"He knows he's doing something special."
Meet Diller — a very sweet dog who, quite generously, has taken it upon himself to make the world a tastier place for the rest of us.
When Diller was still a puppy, part of a litter born to a pregnant rescue dog, he and his whole family moved to a horse ranch in Southern California. The large property affords Diller and his siblings plenty of room to run and play — but it came with something else. Something delicious.
It didn't take long for Diller to take notice.
"There were a couple of abandoned avocado trees from an old orchard a few hundred feet from our house," Diller's dad, Robert Moser, told The Dodo. "That's where it began."
The "it" Moser is referring to is Diller's love affair with the trees' fleshy green fruit.
The dog apparently learned to pluck avocados down all by himself — realizing soon after just how exquisite they are. (Fortunately, despite rumors to the contrary, avocados aren’t poisonous to dogs.)
The discovery was life-changing for Diller, and he just had to share.
"One day I came home from work and there were two perfectly clean avocado pits sitting at the foot of my chair. They seriously looked like they had been polished," Moser said. "I was sitting there wondering, 'What the heck?', when Diller sauntered in with the third, gently placed it on my shoe, and wagged his tail, clearly expecting pets for being a very good boy."
Moser had tried to grow new avocado trees from extracted pits in the past, but never with much luck. Diller's perfectly polished offerings gave his dad the inspiration to try again.
"Pits that had been whacked out of the avocado with a knife were usually too scuffed up, and if you tried to grow them with the brown seed skin still on, they'd usually rot," Moser said. "With that in mind, I knew what I had to try the moment I saw the clean pits laid at my feet."
And sure enough, from Diller's pits, the world was blessed with a new batch of baby avocado trees.
Diller had done good — and he knew it. With that, the dog's work in producing more avocados began in earnest. It's a yummy job, and Diller's more than happy to do it.
"He saw how excited I got when he first brought me the seeds," Moser said. "And every time he brings me another one, he gets lots of pets and praise. The seeds that he brings me almost always germinate. His special cleaning technique really does seem to make a difference, even if it is mostly motivated by a desire for a guacamole snack."
Before long, Diller and Moser were growing more avocado saplings than they knew what to do with. So, they started trading them with other farmers and gifting them to family and friends.
"Once people started realizing I had more seeds than normal to give away, I told them the story of how I got them, and we shared a good laugh," Moser said. "There are probably a few dozen Diller-trees throughout California nowadays."
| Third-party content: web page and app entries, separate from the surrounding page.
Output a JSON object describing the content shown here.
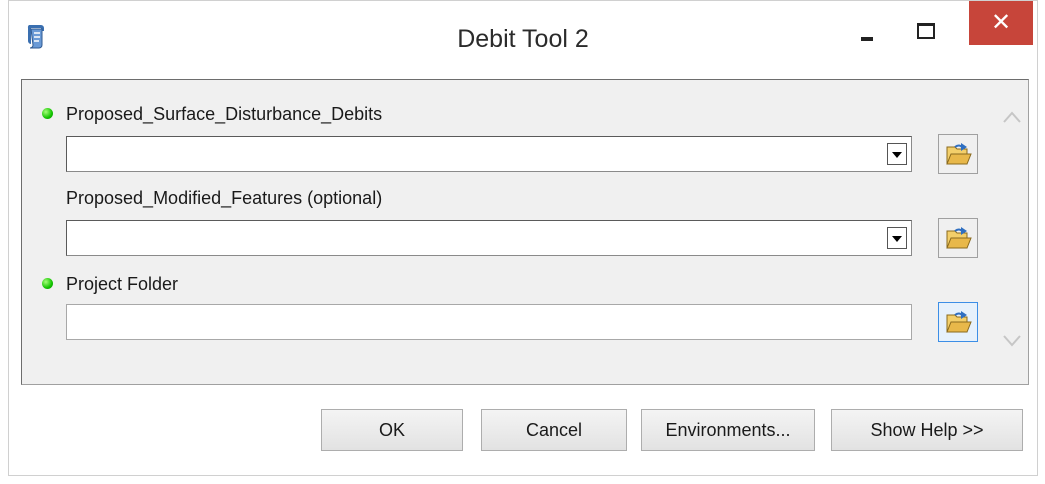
{
  "window": {
    "title": "Debit Tool 2",
    "icon": "python-script-icon",
    "close_glyph": "✕"
  },
  "parameters": [
    {
      "label": "Proposed_Surface_Disturbance_Debits",
      "required": true,
      "value": "",
      "control": "combo"
    },
    {
      "label": "Proposed_Modified_Features (optional)",
      "required": false,
      "value": "",
      "control": "combo"
    },
    {
      "label": "Project Folder",
      "required": true,
      "value": "",
      "control": "text"
    }
  ],
  "buttons": {
    "ok": "OK",
    "cancel": "Cancel",
    "environments": "Environments...",
    "show_help": "Show Help >>"
  },
  "colors": {
    "close_button": "#c7453a",
    "required_dot": "#13c400",
    "folder_icon": "#e8b84a"
  }
}
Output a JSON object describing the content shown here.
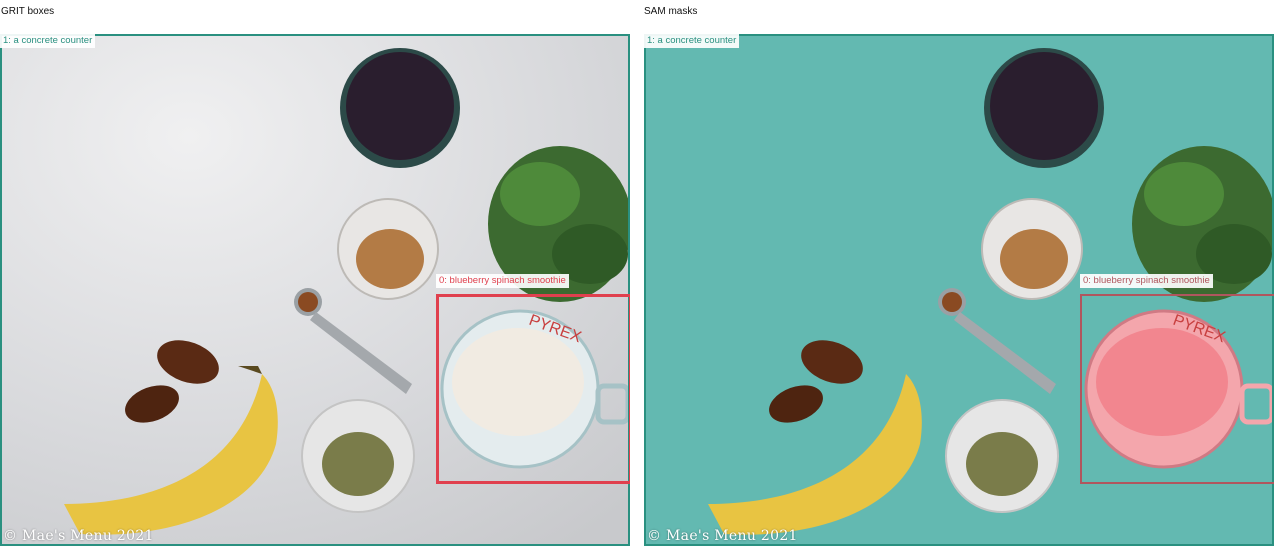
{
  "panels": {
    "left": {
      "title": "GRIT boxes"
    },
    "right": {
      "title": "SAM masks"
    }
  },
  "detections": {
    "counter": {
      "label": "1: a concrete counter",
      "color": "#2a9080"
    },
    "smoothie": {
      "label": "0: blueberry spinach smoothie",
      "color": "#e0404e"
    }
  },
  "watermark": "© Mae's Menu 2021",
  "colors": {
    "counter_mask": "#5fb8b0",
    "smoothie_mask": "#f08a94"
  }
}
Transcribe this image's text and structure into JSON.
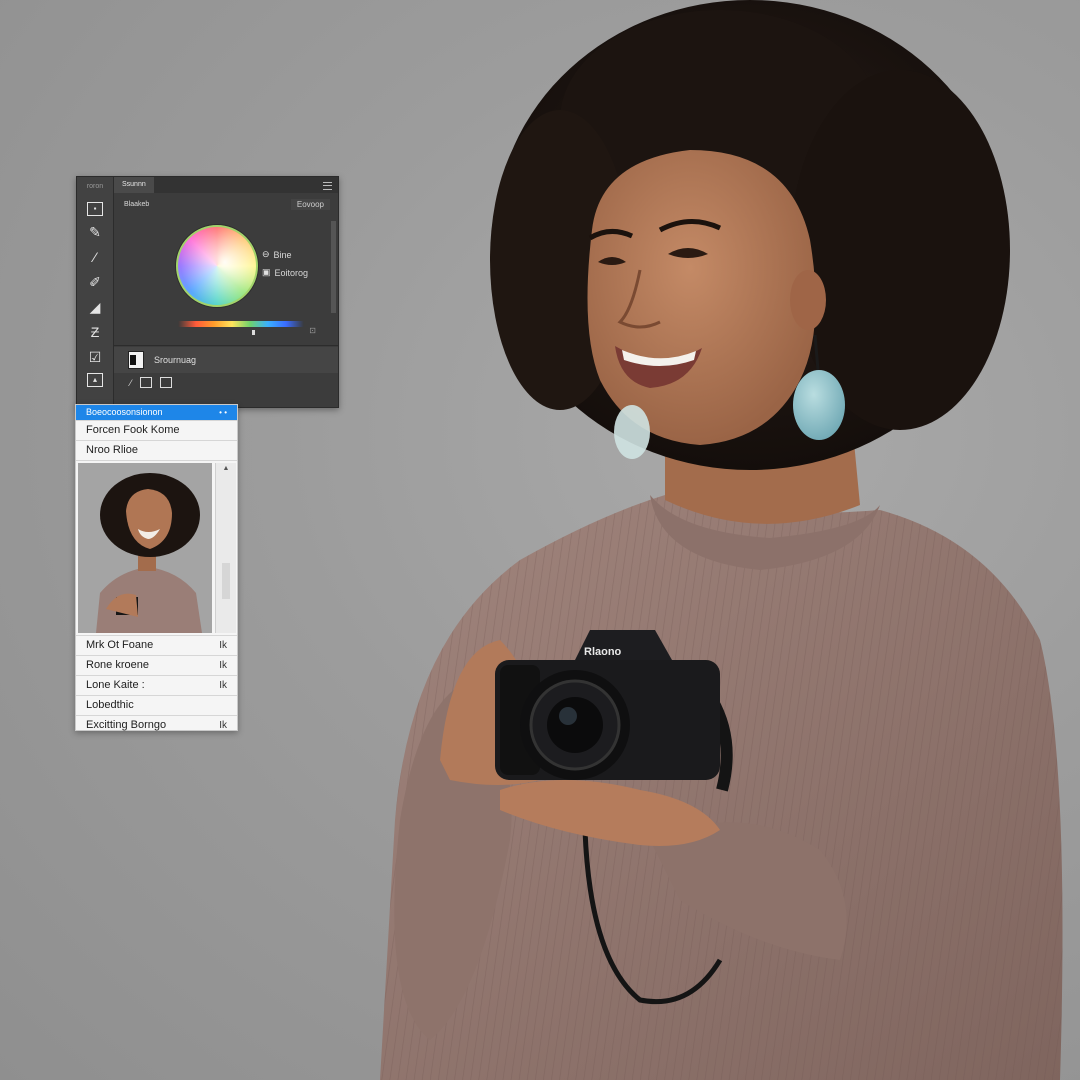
{
  "toolbar": {
    "header": "roron",
    "tools": [
      "marquee-icon",
      "pen-icon",
      "brush-icon",
      "pencil-icon",
      "eraser-icon",
      "path-icon",
      "check-tool-icon",
      "transform-icon"
    ]
  },
  "panel": {
    "tab_label": "Ssunnn",
    "sub_left": "Blaakeb",
    "sub_right": "Eovoop",
    "option_1": "Bine",
    "option_2": "Eoitorog",
    "layer_name": "Srournuag",
    "wheel_colors": [
      "#ff5a5a",
      "#ffb347",
      "#fff36b",
      "#8be36b",
      "#55d6c8",
      "#5aa7ff",
      "#9b7bff",
      "#ff6bd6"
    ]
  },
  "menu": {
    "highlight": "Boeocoosonsionon",
    "highlight_dots": "• •",
    "items_top": [
      "Forcen Fook Kome",
      "Nroo Rlioe"
    ],
    "items_bottom": [
      {
        "label": "Mrk Ot Foane",
        "shortcut": "Ik"
      },
      {
        "label": "Rone kroene",
        "shortcut": "Ik"
      },
      {
        "label": "Lone Kaite :",
        "shortcut": "Ik"
      },
      {
        "label": "Lobedthic",
        "shortcut": ""
      },
      {
        "label": "Excitting Borngo",
        "shortcut": "Ik"
      }
    ]
  },
  "camera": {
    "brand": "Rlaono"
  },
  "colors": {
    "background": "#9c9c9c",
    "sweater": "#977a72",
    "highlight_blue": "#1e86e8",
    "panel_dark": "#3c3c3c"
  }
}
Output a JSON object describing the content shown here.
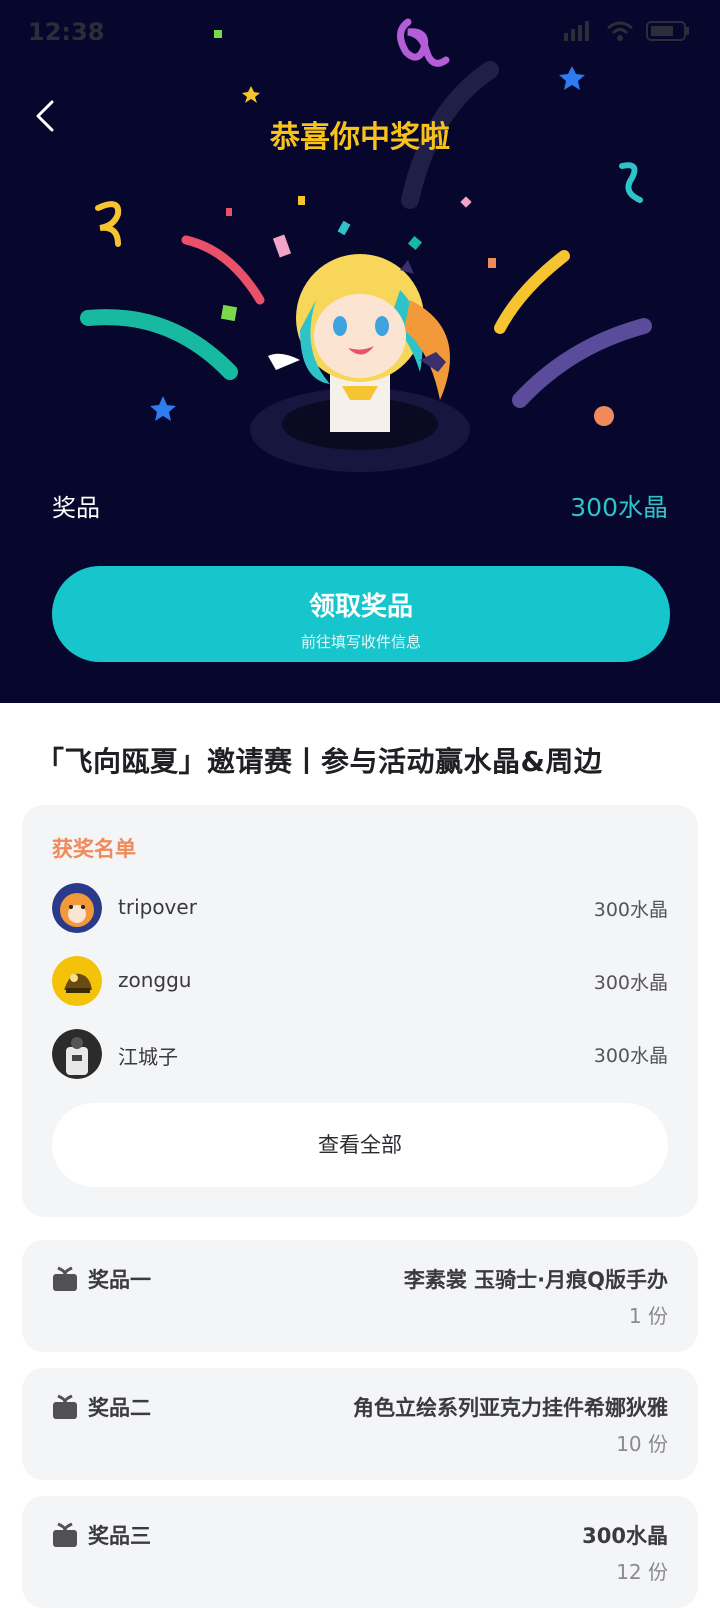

Each little avocado tree even comes with a photo of the pup with the seed it sprouted from.
The dog has been at it for a while now, and the avocado goodness continues to spread.
"The earliest of Diller's trees are just starting to bear fruit," Moser said. "I know the folks that have them will think of him every time they harvest. It's the sort of thought that makes you smile when it crosses your mind, you know?"
As for Diller?
"I think he knows he's doing something special."
It's important to note that your pups probably shouldn't be entrusted to do what Diller does with whole avocados — but it's probably fine to let them have a slice.
"As a board-certified veterinary specialist in emergency/critical care and toxicology, I get asked if avocados are poisonous to dogs or not. Don't spread the hype — avocado is not poisonous to dogs!" Dr. Justine Lee, a consultant for the ASPCA, told The Dodo. "While it is highly poisonous to certain species (e.g., birds, sheep, etc.), the persin within the avocado fruit doesn't pose a poisoning threat to dogs."
The real threat to dogs from avocados is actually the pit. Those are a serious choking hazard and, if ingested, could become lodged in a dog's stomach or intestines. Thankfully, Diller has never had a problem handling pits, and his owner is aware of the danger.
"I would never let a dog that I didn't know was a methodical eater have a whole avocado," Moser said. "I trust Diller because I know him. He's getting to be an old man dog nowadays, and we've never had any trouble with him even thinking about eating a pit."
So, according to Dr. Lee, yes — other dogs can enjoy the fruits of Diller's delicious labor in moderation. (Too much can cause an upset stomach.)
"No need to take the guacamole bowl away from your dog entirely," Lee said. "When in doubt, contact the ASPCA Animal Poison Control Center for lifesaving advice!"